In a world of changing family set ups there are now more single parent families than ever before. I have often been approached by a parent who has children living with them and asked where their children would live if that parent passed away. Sometimes the parent concerned has genuine reasons to be fearful of their children going to live with the other parent, particularly in cases where there has been domestic violence or other abuse.

In this country you firstly have to look at who has something called “parental responsibility” for the children. The mother will always have parental responsibility but the father will only have it if he was married to the mother or if he was not married but he was named on the child’s birth certificate and that birth was registered after 1 December 2003. Alternatively the mother might have signed a parental responsibility agreement awarding the father parental responsibility or the father might have been awarded parental responsibility by the Court.

In cases where both parents hold parental responsibility then upon the death of one of them guardianship of the children will pass to the surviving person with parental responsibility. In some cases this might not be considered morally appropriate, for example if the children have had nothing to do with one parent from a very young age and have no relationship with that parent and he or she has no desire to have a relationship with the children either. Alternatively, the surviving person might be a person with a long history of criminal convictions for offences involving violence or abuse and it might not be safe for them to have children living with them.

Where one parent is worried about where the children will live should that parent pass away they should seriously consider making a Will. They can attach to that Will something known as an expression of wishes setting out details of the person or persons that they would want their children to live with in the event of their death. They can also record in writing details of why they do not consider the other parent to be a suitable carer for their children. The people who have been named as potential guardians should be made aware of the parent’s wishes.
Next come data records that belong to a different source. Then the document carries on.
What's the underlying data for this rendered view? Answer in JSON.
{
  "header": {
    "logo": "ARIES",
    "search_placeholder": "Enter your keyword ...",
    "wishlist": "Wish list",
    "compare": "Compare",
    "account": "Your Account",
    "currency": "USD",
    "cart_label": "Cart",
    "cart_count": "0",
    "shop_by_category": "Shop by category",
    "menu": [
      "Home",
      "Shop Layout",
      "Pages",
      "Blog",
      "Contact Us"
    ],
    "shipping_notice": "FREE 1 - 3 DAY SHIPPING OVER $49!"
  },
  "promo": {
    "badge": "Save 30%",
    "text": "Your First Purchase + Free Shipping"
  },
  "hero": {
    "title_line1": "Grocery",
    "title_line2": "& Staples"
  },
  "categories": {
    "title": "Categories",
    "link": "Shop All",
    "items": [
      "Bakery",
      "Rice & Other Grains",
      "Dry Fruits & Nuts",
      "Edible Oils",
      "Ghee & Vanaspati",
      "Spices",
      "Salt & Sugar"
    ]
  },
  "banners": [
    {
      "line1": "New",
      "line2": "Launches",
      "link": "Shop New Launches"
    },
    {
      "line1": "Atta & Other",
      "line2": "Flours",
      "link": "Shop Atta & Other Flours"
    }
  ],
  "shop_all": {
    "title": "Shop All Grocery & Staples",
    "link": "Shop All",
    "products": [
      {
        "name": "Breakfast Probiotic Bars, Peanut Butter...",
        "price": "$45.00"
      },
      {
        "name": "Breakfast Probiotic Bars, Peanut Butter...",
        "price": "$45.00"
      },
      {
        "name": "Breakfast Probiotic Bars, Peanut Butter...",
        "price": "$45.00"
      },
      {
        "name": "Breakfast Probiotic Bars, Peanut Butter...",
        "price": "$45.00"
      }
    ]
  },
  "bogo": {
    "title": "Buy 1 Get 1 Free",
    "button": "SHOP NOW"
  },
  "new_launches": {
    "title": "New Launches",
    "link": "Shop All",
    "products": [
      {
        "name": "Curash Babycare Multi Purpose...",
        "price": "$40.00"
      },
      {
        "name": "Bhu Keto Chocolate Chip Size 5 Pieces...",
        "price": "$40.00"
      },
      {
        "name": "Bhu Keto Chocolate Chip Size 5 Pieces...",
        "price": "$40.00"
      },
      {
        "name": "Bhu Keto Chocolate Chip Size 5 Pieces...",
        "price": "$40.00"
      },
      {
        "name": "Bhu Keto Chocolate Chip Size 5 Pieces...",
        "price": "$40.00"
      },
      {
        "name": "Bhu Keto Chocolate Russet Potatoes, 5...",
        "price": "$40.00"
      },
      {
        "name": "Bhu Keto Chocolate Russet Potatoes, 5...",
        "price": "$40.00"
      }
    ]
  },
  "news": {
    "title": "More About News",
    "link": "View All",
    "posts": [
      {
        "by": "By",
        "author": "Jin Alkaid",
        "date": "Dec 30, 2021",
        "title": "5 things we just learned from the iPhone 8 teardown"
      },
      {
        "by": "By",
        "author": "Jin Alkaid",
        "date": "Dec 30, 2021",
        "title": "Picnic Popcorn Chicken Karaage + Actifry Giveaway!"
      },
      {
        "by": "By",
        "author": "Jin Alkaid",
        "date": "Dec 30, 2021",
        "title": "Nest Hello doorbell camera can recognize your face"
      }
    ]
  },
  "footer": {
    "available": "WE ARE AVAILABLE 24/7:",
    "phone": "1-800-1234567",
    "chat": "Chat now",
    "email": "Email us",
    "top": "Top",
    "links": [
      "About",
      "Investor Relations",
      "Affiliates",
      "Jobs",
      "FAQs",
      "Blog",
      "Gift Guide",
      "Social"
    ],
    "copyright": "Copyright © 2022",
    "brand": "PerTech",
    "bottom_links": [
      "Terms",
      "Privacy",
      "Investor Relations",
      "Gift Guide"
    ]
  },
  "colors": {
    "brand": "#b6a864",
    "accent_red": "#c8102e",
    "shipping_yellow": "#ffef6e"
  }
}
If a dispute were to arise following the death of one parent then the person who has been named in the Will can apply to Court for an order that the children should live with them. A decision will be made based upon what is considered to be in the children’s best interests and this is determined according to a welfare checklist used by the Court. It can never be guaranteed that the Court will make an order in favour if the person making that application but their case is likely to be stronger if they have an expression of wishes from the deceased parent as opposed to them having to merely rely on conversations that occurred before their death.